Posts tagged with: SMA

As a follow up to the recent article on inverters, I thought it would be a good idea to warn you that if you wanted to buy an inverter in time for Christmas I’m afraid you’re out of luck. As result of the huge demand for residential PV systems Germany described on this site below, it is virtually impossible to find an inverter of any size or manufacturer in the whole of Europe at the moment.

The big manufacturers; SMA, Fronius, Mastervolt and the like are all completely sold out and are unclear when their next shipments can be made. Wholesellers are operating on a first come first serve basis and taking orders three months in advance. This means that if you were thinking of installing a PV system in the next few months but haven’t ordered your equipment yet you’d better get a move on. We’ve even heard reports of SMA shipping inverters to German customers without LCD displays in efforts to meet demand. (apparently the displays will be delivered in a few months time when they can be clipped on).

I guess the shortage is a good sign that the solar industry is alive and kicking. However if the feed-in-tariff is announced in the UK soon and it turns out to be a good one, there’s going to be a lot of frustrated people out there unable get involved for the lack of an inverter.

Fund manager Pascal Schuler of Swisscanto, the Swiss banking joint venture has asserted his belief that renewable stock will offer the best return for investors in the post financial crisis climate, certainly when compared against fossil fuel investments. Speaking specifically about the Swisscanto Fund Green Invest Equity, Schuler commented that portfolios based on traditional fossil fuel energy such as natural gas, coal and petro-chemicals would prove to be unsustainable within the next 20 years.

Schuler believes that the combination of fossil fuel degradation along with the global move towards renewable energy in light of international carbon reduction treaties will give green stocks a sustainability which will be robust against market fluctuations.

“Water, solar and wind energy are areas where we invest in the long-term, as there is an over-average growth potential when financing kicks off again. Banks will prefer them when they start lending,” commented Schuler who sees green stocks as a healthy, high yield option.

Investors will be attracted to renewable sectors in countries where there is comprehensive legislation in place to protect investment and ensure a long-term viability for capital injected into new, renewable technology. Many governments have introduced feed-in tariffs as a way of attracting investment by offering long-term contracts to renewable investors with a fixed, premium rate guaranteed for any megawatts fed-in to the national grid. Certainly in Germany, this particular system of tariffs has been an extremely successful way of offsetting the cost of generating electricity by renewable means rather than by traditional fossil fuel methods. Many inside the industry will be hoping for a similar system to be introduced in the UK in 2010 but until then Germany has proved to be a hotbed of green technology especially in regards to photovoltaic (PV) technology.
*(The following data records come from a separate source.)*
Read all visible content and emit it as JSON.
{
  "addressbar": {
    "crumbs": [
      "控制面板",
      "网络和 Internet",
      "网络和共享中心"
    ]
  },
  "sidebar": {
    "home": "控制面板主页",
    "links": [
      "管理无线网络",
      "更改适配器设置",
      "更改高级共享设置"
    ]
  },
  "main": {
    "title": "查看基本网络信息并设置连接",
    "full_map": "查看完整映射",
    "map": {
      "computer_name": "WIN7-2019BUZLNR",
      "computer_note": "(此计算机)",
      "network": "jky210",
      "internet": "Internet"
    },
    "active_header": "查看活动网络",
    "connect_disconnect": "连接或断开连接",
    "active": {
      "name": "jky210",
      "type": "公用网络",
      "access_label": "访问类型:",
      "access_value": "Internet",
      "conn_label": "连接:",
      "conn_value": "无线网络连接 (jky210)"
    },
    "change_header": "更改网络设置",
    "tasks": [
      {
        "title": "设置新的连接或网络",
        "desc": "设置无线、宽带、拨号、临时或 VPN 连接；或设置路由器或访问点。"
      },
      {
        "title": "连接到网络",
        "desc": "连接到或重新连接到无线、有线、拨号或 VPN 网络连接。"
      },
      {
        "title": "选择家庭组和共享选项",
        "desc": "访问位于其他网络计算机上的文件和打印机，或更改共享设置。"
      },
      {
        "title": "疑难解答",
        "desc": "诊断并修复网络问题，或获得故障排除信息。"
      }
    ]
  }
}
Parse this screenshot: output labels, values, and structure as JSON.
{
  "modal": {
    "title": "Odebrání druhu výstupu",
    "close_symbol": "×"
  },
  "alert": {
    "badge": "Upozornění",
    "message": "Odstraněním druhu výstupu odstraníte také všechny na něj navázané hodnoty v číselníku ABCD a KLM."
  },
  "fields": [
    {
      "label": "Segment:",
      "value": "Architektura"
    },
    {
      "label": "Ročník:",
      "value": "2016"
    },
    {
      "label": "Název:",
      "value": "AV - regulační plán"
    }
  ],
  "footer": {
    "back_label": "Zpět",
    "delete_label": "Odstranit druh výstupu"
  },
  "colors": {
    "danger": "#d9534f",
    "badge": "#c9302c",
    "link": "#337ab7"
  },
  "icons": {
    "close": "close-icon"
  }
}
The Swisscanto green fund, worth around $205 million has already taken an interest in German renewable stock and is looking to build its portfolio in the German PV sector. The fund has plans to invest in German renewable sector companies SolarWorld, SMA and Wacker Chemie and will certainly look elsewhere once other countries have strong legislation in place to kick-start the renewable energy industry.

Schuler finished by saying, “We will continue to invest in this segment but focus on companies which have a strong balance sheet and are able to survive this crisis.”